Anthony Dominici also serves as executive producer.Michigan head coach John Beilein believes that the university will eventually honor the famed “Fab Five,” which remains one of the most iconic teams in college basketball history.The grinning, curly-haired Barris became a familiar face as creator and host of "The Gong Show," which aired from 1976 to 1980.Patterned after the Major Bowes Amateur Hour show that was a radio hit in the 1930s, the program featured performers who had peculiar talents and, often, no talent at all.The gimmick: a young female questions three males, hidden from her view, to determine which would be the best date.Sometimes the process was switched, with a male questioning three females.When the latter appeared on the show, Barris would strike an oversize gong, the show's equivalent of vaudeville's hook.
New products included "The Newlywed Game," ''The Parent Game," ''The Family Game" and even "The Game Game."At one point, Barris was supplying the television networks with 27 hours of entertainment a week, mostly in five-days-a-week daytime game shows.
Barris called himself "The King of Daytime Television," but to critics he was "The King of Schlock" or "The Baron of Bad Taste."As "The Gong Show" and Barris' other series were slipping, he sold his company for a reported 0 million in 1980 and decided to go into films.
He directed and starred in "The Gong Show Movie," a thundering failure that stayed in theaters only a week.
Afterward, a distraught Barris checked into a New York hotel and wrote his autobiography, "Confessions of a Dangerous Mind," in two months.
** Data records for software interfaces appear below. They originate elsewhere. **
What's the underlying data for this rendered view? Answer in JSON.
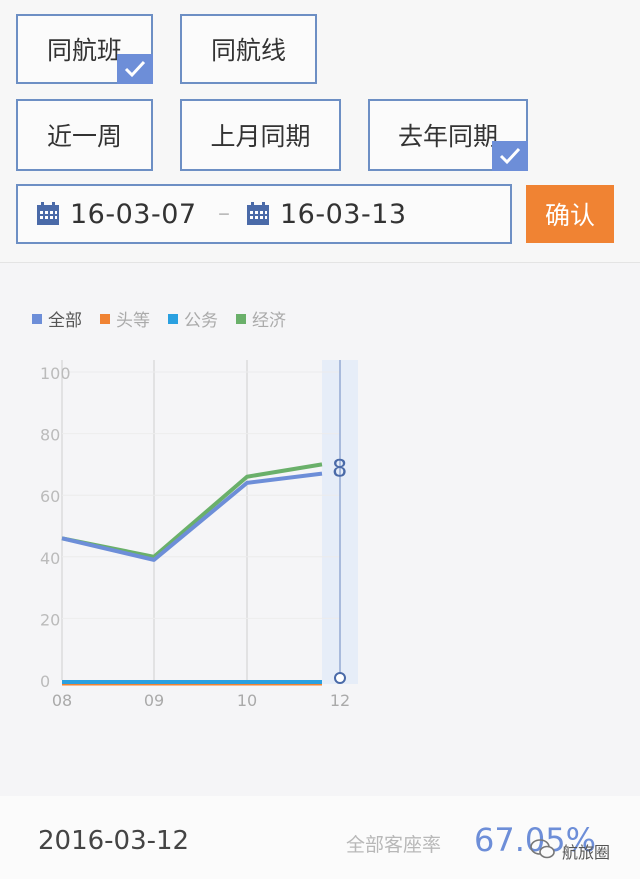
{
  "filters": {
    "route_type": [
      {
        "label": "同航班",
        "checked": true
      },
      {
        "label": "同航线",
        "checked": false
      }
    ],
    "compare": [
      {
        "label": "近一周",
        "checked": false
      },
      {
        "label": "上月同期",
        "checked": false
      },
      {
        "label": "去年同期",
        "checked": true
      }
    ]
  },
  "date_range": {
    "start": "16-03-07",
    "separator": "–",
    "end": "16-03-13",
    "icon": "calendar-icon"
  },
  "confirm_label": "确认",
  "colors": {
    "accent": "#6d8ed8",
    "confirm": "#f08333",
    "all": "#6d8ed8",
    "first": "#f08333",
    "business": "#2aa0e0",
    "economy": "#6ab06a"
  },
  "chart_data": {
    "type": "line",
    "x": [
      "08",
      "09",
      "10",
      "12"
    ],
    "ylim": [
      0,
      100
    ],
    "yticks": [
      "100",
      "80",
      "60",
      "40",
      "20",
      "0"
    ],
    "legend": [
      {
        "name": "全部",
        "color": "#6d8ed8"
      },
      {
        "name": "头等",
        "color": "#f08333"
      },
      {
        "name": "公务",
        "color": "#2aa0e0"
      },
      {
        "name": "经济",
        "color": "#6ab06a"
      }
    ],
    "series": [
      {
        "name": "全部",
        "values": [
          46,
          39,
          64,
          67
        ],
        "color": "#6d8ed8"
      },
      {
        "name": "头等",
        "values": [
          0,
          0,
          0,
          0
        ],
        "color": "#f08333"
      },
      {
        "name": "公务",
        "values": [
          0,
          0,
          0,
          0
        ],
        "color": "#2aa0e0"
      },
      {
        "name": "经济",
        "values": [
          46,
          40,
          66,
          70
        ],
        "color": "#6ab06a"
      }
    ],
    "highlight_index": 3,
    "highlight_label": "8",
    "grid": true
  },
  "footer": {
    "date": "2016-03-12",
    "metric_label": "全部客座率",
    "metric_value": "67.05%"
  },
  "watermark": {
    "text": "航旅圈",
    "icon": "wechat-icon"
  }
}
The book (and the 2002 film based on it, directed by George Clooney) were widely dismissed by disbelievers who said the creator of some of television's most lowbrow game shows had allowed his imagination to run wild when he claimed to have spent his spare time traveling the world, quietly rubbing out enemies of the United States."It sounds like he has been standing too close to the gong all those years," quipped CIA spokesman Tom Crispell.
"Chuck Barris has never been employed by the CIA and the allegation that he was a hired assassin is absurd," Crispell added.